Daniel Bonevac is at University of Texas at Austin.
Title:Simple LogicFormat:HardcoverDimensions:608 pages, 6.5 × 9.21 × 1.1 inPublished:July 15, 1998Publisher:Oxford University PressLanguage:English

The following ISBNs are associated with this title:

ISBN - 10:0195155025

ISBN - 13:9780195155020


Table of Contents

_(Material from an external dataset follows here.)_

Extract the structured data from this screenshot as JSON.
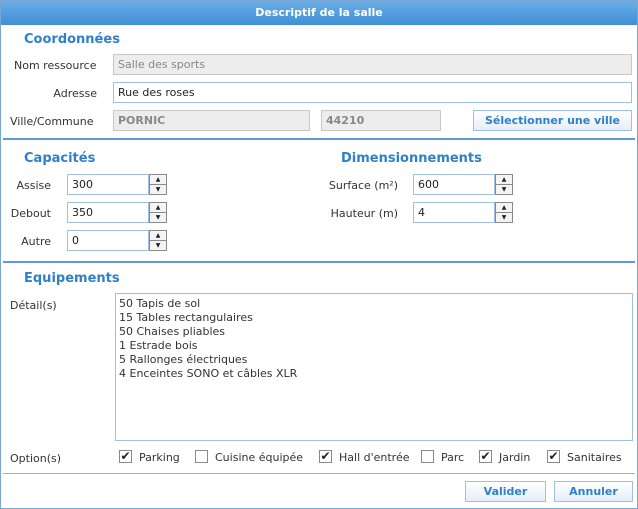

Part I: Logic and LanguageChapter 1: Reasoning1.1. Premises and Conclusions1.2. Recognizing Arguments1.3. Extended Arguments1.4. Validity and Strength1.5. Implication and Equivalence1.6. Form and InvalidityChapter 2: Language2.1. Reason and Emotion2.2. Goals of Definition2.3. Means of Definition2.4. Criteria for DefinitionsChapter 3: Informal Fallacies3.1. Fallacies of Evidence3.2. Fallacies of Relevance: Credibility3.3. Fallacies of Relevance: Confusion3.4. Fallacies of Relevance: Manipulation3.5. Inductive Fallacies3.6. Fallacies of ClarityPart II: Aristotelian LogicChapter 4: Categorical Propositions4.1. Kinds of Categorical Proposition4.2. Categorical Propositions in Natural Language4.3. Diagramming Categorical Propositions4.4. Immediate Inference4.5. The Aristotelian Square of Opposition4.6. The Modern Square of OppositionChapter 5: Syllogisms5.1. Standard Form5.2. Venn Diagrams5.3. Distribution5.4. Rules for Validity5.5. ReductionPart III: Symbolic LogicChapter 6: Propositional Logic6.1. Connectives6.2. Truth Functions6.3. Symbolization6.4. A Symbolic Language6.5. Logical Properties of Statements6.6. Truth Tables for Statements6.7. Truth Tables for Symbolic ArgumentsChapter 7: Semantic Tableaux7.1. Motivation7.2. Tableaux7.3. Negation, Conjunction, and Disjunction7.4. Policies7.5. The Conditional and Biconditional7.6. Other ApplicationsChapter 8: Proof8.1. Rules and Proofs8.2. Rules of Implication I: Conjunctions and Conditionals8.3. Rules of Implication II: Disjunctions8.4. Rules of Replacement: Connectives8.5. Rules of Replacement: Algebra8.6. Categorical Proofs8.7. Indirect ProofsChapter 9: Predicate Logic9.1. Quantifiers9.2. Categorical Statement Forms9.3. Symbolization9.4. Quantified Tableaux9.5. Quantified Proofs9.6. Universal GeneralizationPart IV: InductionChapter 10: Generalizations and Analogies10.1. Inductive Strength10.2. Enumeration10.3. Statistical Generalizations10.4. AnalogiesChapter 11: Causes11.1. Kinds of Causes11.2. Agreement and Difference11.3. Residues and Concomitant VariationChapter 12: Explanations12.1. Generalizations and Laws12.2. The Hypothetico-Deductive Method12.3. Confirmation and Auxiliary Assumptions12.4. Evaluating ExplanationsAnswers to Selected ProblemsGlossaryIndex